      • Could be true. I guess the question is whether the F1s failures are due to obsolete/substandard componentry, poor packaging, or harsh environment. Finding failure is how one progresses the theory. I don’t think F1 is more/less advanced than WEC, both series provide different challenges for the designers and engineers.

        I would agree that WEC’s equivalency formula produces distinct evolutionary paths, improving the breed. As mentioned, I’d like F1 to adopt this strategy if it wants to push ERS tech, but it does bring the aforementioned cost and “kowtowing” arguments up.

    • Tom Firth

      Yes and no. The connection of transference of technologies is certainly available from the garage 56 programme, however most of it will end up in the Nissan LMP1 project in 2015 onwards, as the cars evolve. This is effectively been used as a testbed by Nissan so quite how much of it ends up elsewhere in motorsport I don’t know.

      ERS system wise, certainly a link exists between the two, particularly with regards Toyota, whose programme is still very F1 style in development , as well as Audi using WilliamsF1 hybrid systems, or at least until recently. The relationship seems to work between both series in technological development.

      Additionally with F1 engines technically allowed in LMP1, you could see closer collaboration between the two series in the near future, I agree about the Ivory Tower but it does seem to be coming down slowly.

  • Tom, thanks for the summation. I find it difficult following all the action; this helps.

    As an avid follower of the series, why are so many cars falling off at the Porsche curves? It seems there’ve been more incidents than in past years. And, what did you make of Di Grassi’s move to the right in the #1 R18 during Q2? I haven’t seen the steward’s ruling.

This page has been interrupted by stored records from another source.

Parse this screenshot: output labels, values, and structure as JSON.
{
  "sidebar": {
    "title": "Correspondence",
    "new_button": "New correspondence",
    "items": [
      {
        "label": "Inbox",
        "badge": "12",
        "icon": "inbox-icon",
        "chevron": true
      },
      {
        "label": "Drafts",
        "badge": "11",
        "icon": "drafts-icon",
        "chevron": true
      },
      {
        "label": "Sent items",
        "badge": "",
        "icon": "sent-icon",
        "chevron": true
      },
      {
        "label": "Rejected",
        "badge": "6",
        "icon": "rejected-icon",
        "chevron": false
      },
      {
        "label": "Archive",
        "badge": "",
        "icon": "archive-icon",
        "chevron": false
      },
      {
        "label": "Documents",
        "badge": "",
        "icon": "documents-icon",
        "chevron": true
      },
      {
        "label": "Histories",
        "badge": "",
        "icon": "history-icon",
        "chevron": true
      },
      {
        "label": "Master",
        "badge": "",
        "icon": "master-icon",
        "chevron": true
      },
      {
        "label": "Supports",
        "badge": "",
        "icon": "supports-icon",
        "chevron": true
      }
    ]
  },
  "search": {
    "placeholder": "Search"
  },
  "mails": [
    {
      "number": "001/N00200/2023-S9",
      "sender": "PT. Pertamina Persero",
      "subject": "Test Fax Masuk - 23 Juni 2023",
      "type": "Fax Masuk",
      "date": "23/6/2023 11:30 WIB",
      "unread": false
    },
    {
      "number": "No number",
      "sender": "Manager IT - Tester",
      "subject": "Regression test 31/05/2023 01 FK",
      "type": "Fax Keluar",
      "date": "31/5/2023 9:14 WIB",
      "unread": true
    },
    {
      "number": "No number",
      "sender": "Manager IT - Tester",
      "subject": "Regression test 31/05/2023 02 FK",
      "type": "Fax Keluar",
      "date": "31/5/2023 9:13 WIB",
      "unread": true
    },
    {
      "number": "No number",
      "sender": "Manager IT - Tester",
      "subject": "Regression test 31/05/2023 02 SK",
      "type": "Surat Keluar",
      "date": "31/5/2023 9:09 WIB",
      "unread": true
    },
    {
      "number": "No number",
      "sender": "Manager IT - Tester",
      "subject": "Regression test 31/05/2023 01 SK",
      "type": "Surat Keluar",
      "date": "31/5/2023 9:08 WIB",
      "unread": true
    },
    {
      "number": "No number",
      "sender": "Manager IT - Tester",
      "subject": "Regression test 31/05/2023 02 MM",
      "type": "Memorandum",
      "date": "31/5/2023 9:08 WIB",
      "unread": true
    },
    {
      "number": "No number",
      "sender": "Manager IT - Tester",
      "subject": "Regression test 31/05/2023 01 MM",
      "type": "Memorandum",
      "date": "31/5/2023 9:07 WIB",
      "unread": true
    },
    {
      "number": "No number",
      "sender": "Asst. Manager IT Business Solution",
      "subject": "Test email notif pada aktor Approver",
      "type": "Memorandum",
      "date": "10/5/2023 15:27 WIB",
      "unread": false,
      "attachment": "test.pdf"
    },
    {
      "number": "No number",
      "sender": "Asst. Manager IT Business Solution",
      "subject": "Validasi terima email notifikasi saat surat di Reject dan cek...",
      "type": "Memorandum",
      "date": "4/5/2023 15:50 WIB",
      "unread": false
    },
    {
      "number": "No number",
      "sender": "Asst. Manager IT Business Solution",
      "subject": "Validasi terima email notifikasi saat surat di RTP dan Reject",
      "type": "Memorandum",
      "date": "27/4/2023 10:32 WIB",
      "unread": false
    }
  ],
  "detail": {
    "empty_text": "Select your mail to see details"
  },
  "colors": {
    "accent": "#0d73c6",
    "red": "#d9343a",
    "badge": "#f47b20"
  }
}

    As it states, Porsche’s goal for 919 should be completing the race distance, but the fanboy in me hopes it beats Audi. Beating Toyota, with it’s equivalent reliability and apparent superior pace, is a pipe dream.

    • Tom Firth

      You are very welcome, Thank you for reading.

      To be honest Jeff, I really aren’t sure although I do think it’s a few contributory factors. one is the closing speed between prototypes and GT cars at Le Mans is very high, through the speed traps, a P1 car is going 325-330 kph down the Mulsanne straight, whilst a GTE Pro car is around 297 kph.

      This reflects through the porsche curves too with drivers having to make that very quick decisions when traffic interferes and there going for a lap due to the huge technical differences in the car. sometimes and more so this year, mostly due to coincidence I think, it doesn’t work out.

      The other factors I think are related to track limits and cars generally exceeding them or at least appearing too particularly in the region of the Porsche curves. This has been an issue the past few years and it seems to be something that needs changing eventually.

      I have yet to see anything that indicates what penalty if anything Di Grassi received. I saw it as Di Grassi trying to nurse a car and making an error of judgement which unfortunately the P2 car got caught up in personally.

      Another factor which I’m not sure is directly influenced is the new large sausage kerbs on the ford chicane, it could be related in drivers having to take risks slightly earlier in the lap as a result.

      I think alot of it is coincidence and unfortunately it’s all fallen on this years race, because it hasn’t been specifically one class of car that has had issues. Nothing in the actual track in that region besides I believe tec-pro barriers on the entrance to the Porsche Curves has changed this year.